Please return every line of the records that contains the word "특이사항".

DATASET CONTENT START

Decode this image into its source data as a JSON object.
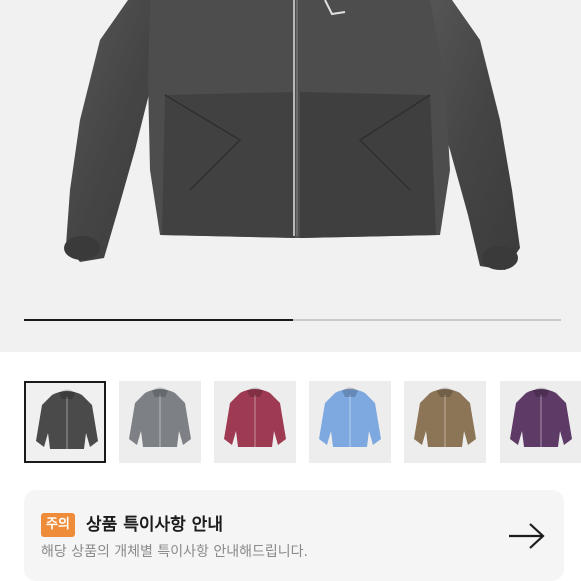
{
  "product": {
    "gallery_progress": 0.5
  },
  "thumbnails": [
    {
      "label": "charcoal",
      "color": "#4a4a4a",
      "selected": true
    },
    {
      "label": "grey",
      "color": "#7d8185",
      "selected": false
    },
    {
      "label": "burgundy",
      "color": "#9e3a52",
      "selected": false
    },
    {
      "label": "sky-blue",
      "color": "#7ea8e0",
      "selected": false
    },
    {
      "label": "brown",
      "color": "#8c7457",
      "selected": false
    },
    {
      "label": "purple",
      "color": "#5e3a66",
      "selected": false
    }
  ],
  "notice": {
    "badge": "주의",
    "title": "상품 특이사항 안내",
    "description": "해당 상품의 개체별 특이사항 안내해드립니다.",
    "arrow_icon": "arrow-right-icon"
  },
  "colors": {
    "badge_bg": "#ef8c3a",
    "jacket_main": "#4c4c4c"
  }
}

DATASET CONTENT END

RESPONSE BOX
    "title": "상품 특이사항 안내",
    "description": "해당 상품의 개체별 특이사항 안내해드립니다.",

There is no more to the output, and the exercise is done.